Cite this dataset

Polačik, Matej et al. (2022). Annual killifish embryo ecology [Dataset]. Dryad.


Embryo-environment interactions are of paramount importance during the development of all organisms, and impacts during this period can echo far into later stages of ontogeny. African annual fish of the genus Nothobranchius live in temporary pools and their eggs survive the dry season in the dry bottom substrate of the pools by entering a facultative developmental arrest termed diapause. Uniquely among animals, the embryos (encased in eggs) may enter diapause at three different developmental stages. Such a system allows for the potential to employ different regulation mechanisms for each diapause. We sampled multiple Nothobranchius embryo banks across the progressing season, species and populations. We present important baseline field data and examine the role of environmental regulation in the embryonic development of this unique system. We describe the course of embryo development in the wild and find it to be very different from the typical development under laboratory conditions. Development across the embryo banks was synchronized within and across the sampled populations with all embryos entering diapause I during the rainy season, and diapause II during the dry season. Asynchrony occurred at transient phases of the habitat, during the process of habitat desiccation and at the end of the dry season.
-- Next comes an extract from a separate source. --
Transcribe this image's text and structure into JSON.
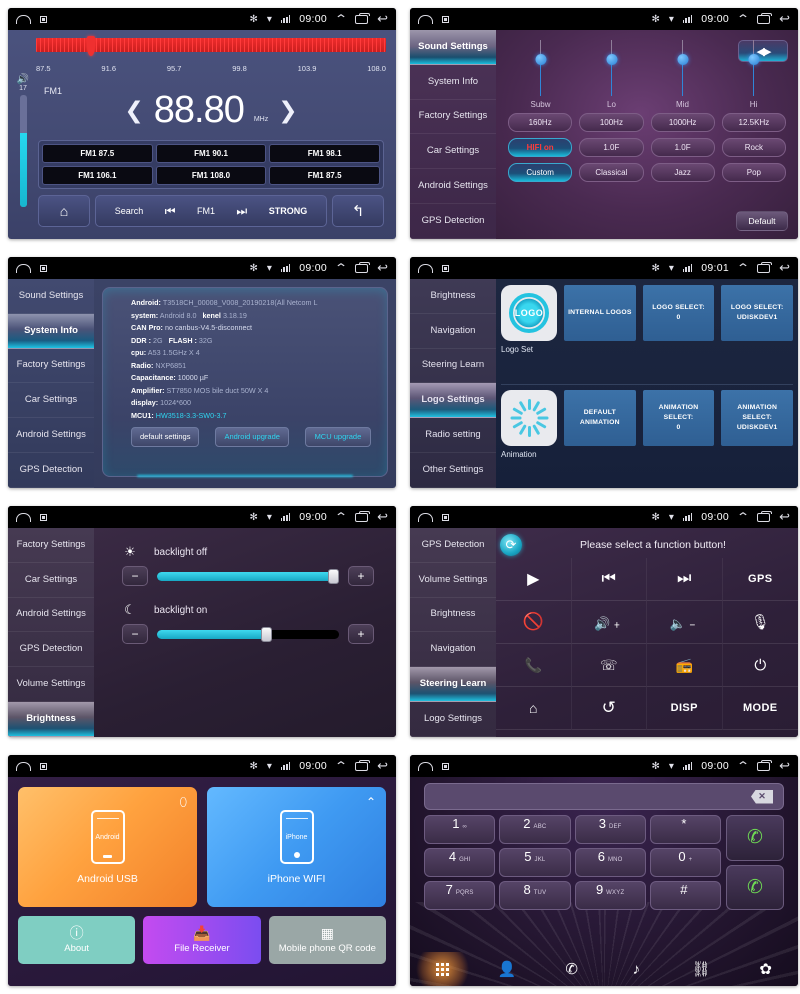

Our findings reveal the significance of considering wild environmental conditions in understanding the importance of the serial character of the annual fish diapauses.


Czech Science Foundation, Award: 18-26284S

Czech Science Foundation, Award: 18-26284S